Records contained in a dataset:

########################################

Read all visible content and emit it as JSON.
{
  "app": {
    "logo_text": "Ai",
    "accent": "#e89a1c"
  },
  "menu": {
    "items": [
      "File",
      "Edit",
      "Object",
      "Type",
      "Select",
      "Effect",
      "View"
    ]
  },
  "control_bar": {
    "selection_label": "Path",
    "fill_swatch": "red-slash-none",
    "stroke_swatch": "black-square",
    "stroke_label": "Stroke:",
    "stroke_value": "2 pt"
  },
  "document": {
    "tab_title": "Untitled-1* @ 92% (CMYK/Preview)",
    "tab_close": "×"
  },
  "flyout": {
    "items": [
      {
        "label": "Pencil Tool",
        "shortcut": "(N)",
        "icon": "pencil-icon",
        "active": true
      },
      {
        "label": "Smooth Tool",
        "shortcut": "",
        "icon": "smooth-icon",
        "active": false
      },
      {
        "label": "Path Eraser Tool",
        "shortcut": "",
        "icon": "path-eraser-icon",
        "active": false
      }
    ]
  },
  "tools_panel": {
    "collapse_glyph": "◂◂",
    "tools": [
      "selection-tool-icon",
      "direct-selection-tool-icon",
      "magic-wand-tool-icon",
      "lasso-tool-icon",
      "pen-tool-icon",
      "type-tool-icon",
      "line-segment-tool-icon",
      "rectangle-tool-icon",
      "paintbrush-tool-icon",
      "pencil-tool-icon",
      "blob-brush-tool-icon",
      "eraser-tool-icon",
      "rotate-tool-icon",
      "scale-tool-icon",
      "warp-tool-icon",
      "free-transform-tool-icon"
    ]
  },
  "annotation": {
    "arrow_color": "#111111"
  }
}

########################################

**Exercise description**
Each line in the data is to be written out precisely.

**Exercise output**
Read all visible content and emit it as JSON.
{
  "app": {
    "logo_text": "Ai",
    "accent": "#e89a1c"
  },
  "menu": {
    "items": [
      "File",
      "Edit",
      "Object",
      "Type",
      "Select",
      "Effect",
      "View"
    ]
  },
  "control_bar": {
    "selection_label": "Path",
    "fill_swatch": "red-slash-none",
    "stroke_swatch": "black-square",
    "stroke_label": "Stroke:",
    "stroke_value": "2 pt"
  },
  "document": {
    "tab_title": "Untitled-1* @ 92% (CMYK/Preview)",
    "tab_close": "×"
  },
  "flyout": {
    "items": [
      {
        "label": "Pencil Tool",
        "shortcut": "(N)",
        "icon": "pencil-icon",
        "active": true
      },
      {
        "label": "Smooth Tool",
        "shortcut": "",
        "icon": "smooth-icon",
        "active": false
      },
      {
        "label": "Path Eraser Tool",
        "shortcut": "",
        "icon": "path-eraser-icon",
        "active": false
      }
    ]
  },
  "tools_panel": {
    "collapse_glyph": "◂◂",
    "tools": [
      "selection-tool-icon",
      "direct-selection-tool-icon",
      "magic-wand-tool-icon",
      "lasso-tool-icon",
      "pen-tool-icon",
      "type-tool-icon",
      "line-segment-tool-icon",
      "rectangle-tool-icon",
      "paintbrush-tool-icon",
      "pencil-tool-icon",
      "blob-brush-tool-icon",
      "eraser-tool-icon",
      "rotate-tool-icon",
      "scale-tool-icon",
      "warp-tool-icon",
      "free-transform-tool-icon"
    ]
  },
  "annotation": {
    "arrow_color": "#111111"
  }
}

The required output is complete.